There will be some tricky issues to resolve between you : whether or not both parties will support children from a prior relationship, who is responsible for debts incurred prior to the relationship, whether your assets will be shared and so on. Establish clear answers from the start.
Aside from everyday spending, you should work out a common strategy towards investing for the future. That includes retirement planning and saving for your children’s education. This is best done in consultation with a financial planner who can help you work out your goals and how to achieve them.
3. Reassess your life insurance requirements
As your family increases you may want to review the life insurance cover you have to ensure that any payout is sufficient to cover both your old family and your new one should anything untoward happen to you. Talk to your financial planner about your requirements and options.
In addition, make sure that you review the beneficiaries on your life insurance policy and other financial products, such as trusts and company retirement plans, and update them as necessary.
4. Review your estate planning
This is a crucial step in ensuring that your children, step-children and new partner inherit what you wish them to. The potentially competing interests between your children and your new spouse need to be ironed out from the start. When you get involved with a new partner you should make a note of all your assets, and those of your partner, and the value at the time you got together.

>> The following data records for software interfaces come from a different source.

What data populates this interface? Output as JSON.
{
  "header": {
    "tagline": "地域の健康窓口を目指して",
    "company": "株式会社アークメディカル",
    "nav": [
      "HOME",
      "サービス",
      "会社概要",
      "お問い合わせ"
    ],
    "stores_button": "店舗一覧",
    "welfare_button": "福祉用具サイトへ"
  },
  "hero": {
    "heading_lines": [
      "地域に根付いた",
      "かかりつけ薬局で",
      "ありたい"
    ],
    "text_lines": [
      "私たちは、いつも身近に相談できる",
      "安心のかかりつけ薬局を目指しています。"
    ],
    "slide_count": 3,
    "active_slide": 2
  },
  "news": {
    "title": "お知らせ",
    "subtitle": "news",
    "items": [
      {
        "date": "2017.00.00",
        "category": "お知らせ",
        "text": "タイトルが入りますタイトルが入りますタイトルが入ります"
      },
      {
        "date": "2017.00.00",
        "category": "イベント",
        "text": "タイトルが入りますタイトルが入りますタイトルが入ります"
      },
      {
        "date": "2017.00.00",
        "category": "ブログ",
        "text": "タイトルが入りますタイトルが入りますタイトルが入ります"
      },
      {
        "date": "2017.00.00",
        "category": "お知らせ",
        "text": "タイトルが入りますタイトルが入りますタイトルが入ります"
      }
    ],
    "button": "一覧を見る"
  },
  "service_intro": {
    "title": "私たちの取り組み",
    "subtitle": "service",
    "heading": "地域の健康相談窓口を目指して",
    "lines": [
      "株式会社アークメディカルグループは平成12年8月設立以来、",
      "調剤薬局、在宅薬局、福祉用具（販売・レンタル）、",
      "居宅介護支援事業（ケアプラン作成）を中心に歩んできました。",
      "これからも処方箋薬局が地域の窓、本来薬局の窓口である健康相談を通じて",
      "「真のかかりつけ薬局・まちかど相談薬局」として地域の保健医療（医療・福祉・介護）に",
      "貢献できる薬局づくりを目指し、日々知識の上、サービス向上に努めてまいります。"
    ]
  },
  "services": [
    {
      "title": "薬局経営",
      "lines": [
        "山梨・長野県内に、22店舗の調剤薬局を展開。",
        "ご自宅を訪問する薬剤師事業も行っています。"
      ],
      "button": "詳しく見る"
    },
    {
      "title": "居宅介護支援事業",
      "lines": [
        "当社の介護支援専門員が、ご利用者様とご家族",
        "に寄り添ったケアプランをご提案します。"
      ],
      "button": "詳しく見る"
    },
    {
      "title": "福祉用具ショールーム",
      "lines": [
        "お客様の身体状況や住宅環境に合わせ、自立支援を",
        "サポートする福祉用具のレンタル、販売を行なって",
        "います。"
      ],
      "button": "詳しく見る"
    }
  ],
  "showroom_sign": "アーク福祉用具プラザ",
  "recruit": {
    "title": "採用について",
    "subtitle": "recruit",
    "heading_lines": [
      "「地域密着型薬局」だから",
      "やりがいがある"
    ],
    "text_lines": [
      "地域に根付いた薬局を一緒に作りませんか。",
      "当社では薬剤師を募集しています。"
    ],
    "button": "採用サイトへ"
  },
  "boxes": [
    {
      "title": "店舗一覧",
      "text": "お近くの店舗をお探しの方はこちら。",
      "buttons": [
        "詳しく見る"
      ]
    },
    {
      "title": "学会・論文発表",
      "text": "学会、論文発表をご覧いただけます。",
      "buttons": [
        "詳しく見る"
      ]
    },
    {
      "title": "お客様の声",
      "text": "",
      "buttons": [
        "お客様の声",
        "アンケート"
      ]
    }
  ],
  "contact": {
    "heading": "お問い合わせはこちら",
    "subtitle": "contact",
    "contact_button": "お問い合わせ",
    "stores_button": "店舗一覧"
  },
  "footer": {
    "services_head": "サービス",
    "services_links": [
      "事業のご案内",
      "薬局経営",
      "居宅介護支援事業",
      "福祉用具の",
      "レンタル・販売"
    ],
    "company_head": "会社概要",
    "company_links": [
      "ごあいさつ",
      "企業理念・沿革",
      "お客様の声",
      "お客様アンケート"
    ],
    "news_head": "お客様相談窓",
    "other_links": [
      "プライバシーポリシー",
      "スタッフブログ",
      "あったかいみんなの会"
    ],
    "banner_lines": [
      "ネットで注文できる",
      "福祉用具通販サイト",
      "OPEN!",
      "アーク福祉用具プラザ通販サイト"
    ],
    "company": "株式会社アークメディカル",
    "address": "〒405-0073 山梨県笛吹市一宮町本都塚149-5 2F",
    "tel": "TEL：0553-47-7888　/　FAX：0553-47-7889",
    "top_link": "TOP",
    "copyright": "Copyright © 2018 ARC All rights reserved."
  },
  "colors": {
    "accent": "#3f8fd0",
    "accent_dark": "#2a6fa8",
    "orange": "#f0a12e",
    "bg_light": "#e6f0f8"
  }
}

You will almost certainly need to talk things through with a lawyer to find the best solution to ensure your estate is divided up according to your wishes when you die.
Whatever you circumstances or needs for financial planning assistance get in touch today.